on Grant MacLaren's 1981
18' Century Resorter
Tow eyes were usually located on the top of the back of the front seats. In earlier years the rings were plain, round rings; later the rings had a "finger" in the middle, with the "hook" of the ring facing aft. The rings were supported by metal posts that were secured at their base by a fitting attached to a cross member spanning the stringers.
Next photo, notice the shadow of the newer version of the toe eye (with finger incorrectly pointed forward.)
Here's a '74 with tow eye with its "finger" missing:
Why is the finger missing on the blue boat? Probably because the user "just hooked the rope over the forward-pointing finger." Lots of the earlier fabricated tow eyes with rings met this fate. The fingers should point aft, and the tow load be carried by the heavier vertical shaft.
One piece eyes like the one below are made to tow with the tow line "just hooked the rope over the forward-pointing finger," but towing from the transom lessens the skipper's control of the boat ... much, much better to have the tow point over the boat's CG.
Here's a 1959 Arabian:
Do you think the boat left the factory with that tall support?
The following photo shows an angle iron with a 1 inch diameter hole to support the metal tow eye pole -- if a pole had been installed in my '81 Resorter.
Here is a close-up of the "shims" in the seat back. By the looks of the label, the shims were added to 1) support the seat back against the engine's thermostat housing, and to 2) support the tow eye pole (if it had been installed.)
Here is a "later model" toe eye on some other boat, with finger correctly pointing aft.
Here is a "later model" toe eye, with finger pointing forward. (Does this boat need a little attention?)
The next two photos show how the tow eye pole is supported in a friend's 1973 16' Resorter.
Found the above ring at GREAT LAKES SKIPPER and ordered it 1/2/12. I like the way it's made. I'll have to figure out how to trim where it appears above and behind the front seat's back cushion, but with my new idea for supporting the seat's back with a beam, that should be a piece of cake.
(2/5/12) Removed nails and routed upper and lower edges of beam. After nail holes are filled, and the beam sanded, it will be sheathed with fiberglass cloth and epoxy.
(2/5/12) Trial fit of tow eye. The home made trim piece now fits perfectly. Angle iron on bench below beam will need some fitting. It is from the original seat back, will be held in place within new beam with those two bolts. (2/5/12) Made the sketch on right.
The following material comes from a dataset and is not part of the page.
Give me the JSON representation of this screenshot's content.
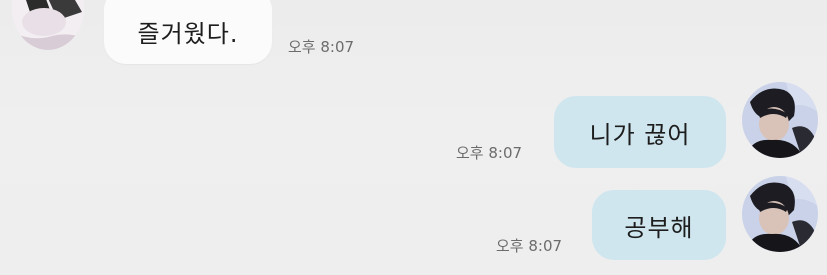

(2/10/12) Here are the major parts, fitted and ready to install:
Also finished the aluminum channel that will support the base of the new seat back for the front seat. Made the channel from square tube, by removing one wall of tube with band saw. No photos as of today.
(2/12/12) Here are six more photos of the toweye and the beam that will support the front seat's back:
(2/24/12) Well, the mockups exhibited my lack of careful drawings:
Maybe I'll use plumbing pipe to offset the support column:
The lower section will be about 16 inches long, and the horizontal section will be shorter than shown in the above photos. Maybe I'll tack weld them when all pieces are the correct length and tightened.
(2/26/12) The rig is quite sturdy -- much stronger than I thought it would be. A high percentage of the load is carried by the beam and it's very ridged. Turns out the long piece is 18" and I found some oak for the cross member. I like what's happening, and had doubts. Lever arm on the ring end is very short compared to the lower end.
(3/27/12) Here are the primary pieces. There is also a home-made escutcheon. Pipe has been spot welded and painted. It was installed for a few hours. Now removed as part of painting project:
Here is the tow eye as installed in "Meanwhile" and first used at Table Rock Lake in 2012 during the ACBS meet. I sure like the way it looks, and functions.
Here is a tow eye installed "backwards" on a '76 Arabian and posted on facebook. I've sketched in a tow line running forward. It's my opinion that many tow eyes are installed backwards -- explaining why many of the center pins are broken.
Another pretty good web page by Grant MacLaren